Well, I expend enough vigilant energy biking up the SF hills and down Market St. during commute hours, but these guys take urban biking to a level I never knew existed.
The trial-rider best known for his "bike parkour" skill is 26 year old Danny MacAskill from Scotland (visit his webpage). You can read a Twitter-esque interview with MacAskill here. His two most-viewed videos on YouTube are: Inspired Bicycles - Danny MacAskill April 2009 video (30 million views) and his more recent video Danny MacAskill - "Way Back Home" (21 million views). The "Way Back Home" video is embedded here:

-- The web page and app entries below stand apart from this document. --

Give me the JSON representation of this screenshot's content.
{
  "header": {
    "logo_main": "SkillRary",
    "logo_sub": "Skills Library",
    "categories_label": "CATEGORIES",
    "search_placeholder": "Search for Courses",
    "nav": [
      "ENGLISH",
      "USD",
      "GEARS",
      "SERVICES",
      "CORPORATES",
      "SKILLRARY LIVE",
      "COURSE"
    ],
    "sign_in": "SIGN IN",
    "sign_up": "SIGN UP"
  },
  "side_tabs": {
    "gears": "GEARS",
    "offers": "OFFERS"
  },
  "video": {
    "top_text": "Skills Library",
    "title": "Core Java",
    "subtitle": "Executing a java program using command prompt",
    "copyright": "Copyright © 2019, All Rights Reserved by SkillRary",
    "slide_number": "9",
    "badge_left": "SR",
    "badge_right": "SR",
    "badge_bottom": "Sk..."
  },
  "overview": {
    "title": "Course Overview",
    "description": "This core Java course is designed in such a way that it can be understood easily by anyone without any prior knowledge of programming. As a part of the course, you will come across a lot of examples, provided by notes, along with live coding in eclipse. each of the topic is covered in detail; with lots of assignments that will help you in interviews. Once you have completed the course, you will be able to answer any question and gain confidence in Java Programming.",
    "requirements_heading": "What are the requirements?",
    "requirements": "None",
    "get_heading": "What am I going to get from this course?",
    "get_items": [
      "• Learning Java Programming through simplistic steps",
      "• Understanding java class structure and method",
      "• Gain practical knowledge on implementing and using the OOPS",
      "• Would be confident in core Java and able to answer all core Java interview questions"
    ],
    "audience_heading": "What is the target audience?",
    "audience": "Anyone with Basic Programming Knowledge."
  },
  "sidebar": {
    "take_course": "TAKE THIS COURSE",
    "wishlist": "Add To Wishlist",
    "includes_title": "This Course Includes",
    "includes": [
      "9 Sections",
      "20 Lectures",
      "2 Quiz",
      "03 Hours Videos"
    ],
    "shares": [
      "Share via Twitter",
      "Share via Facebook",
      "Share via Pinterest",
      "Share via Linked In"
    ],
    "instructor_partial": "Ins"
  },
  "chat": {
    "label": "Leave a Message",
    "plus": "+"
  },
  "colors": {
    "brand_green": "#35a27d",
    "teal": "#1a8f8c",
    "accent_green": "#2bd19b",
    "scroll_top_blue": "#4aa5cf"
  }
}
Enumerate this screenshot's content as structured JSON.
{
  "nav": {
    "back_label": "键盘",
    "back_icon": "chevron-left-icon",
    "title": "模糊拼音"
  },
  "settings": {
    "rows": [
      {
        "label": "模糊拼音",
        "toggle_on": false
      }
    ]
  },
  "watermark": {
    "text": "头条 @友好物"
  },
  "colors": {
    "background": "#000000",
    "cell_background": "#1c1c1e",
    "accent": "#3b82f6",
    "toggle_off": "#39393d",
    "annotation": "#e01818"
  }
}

One of the newer guys on the block is Andrew Dickey from Melbourne, Australia.
Dickey made an earlier video, called Art of Bike, where he takes the viewer on "a bicycle tour of Melbourne's cultural icons." It's pretty cool.
I guess, technically, what these guys do is not called "bike parkour." In reality, it is a sport considered "bike trials," started in 1980.
Bike trials is an individual sport that incorporates the use of a special bicycle which the rider must maneuver and balance on in order to complete specially designed artificial or natural "sections." The objective is to pass through the sections with as little physical contact with the ground as possible, hence obtaining minimum penalty points.
CC-BY-SA by S. Bennett
Bike Trials comes from Motorcycle Trials. Motorcycle trials riders wanted to give their kids something to practice on before moving up to motorcycles, and some of the kids grew up to love bike trials more.
Of course, my question is, don't these guys break their bones all the time? According to a Men's Health interview with Danny MacAskill, the worst injury he sustained was breaking his collarbone three times in a row in 6 months. Other than that he "tries not to injure [him]self."! (ouch)
Finally, MacAskill recommends "Some good tricks to start off with include the manual, track stand, wheelie, skid, stoppie and bunny hop. "
No thanks, I think I'll just watch.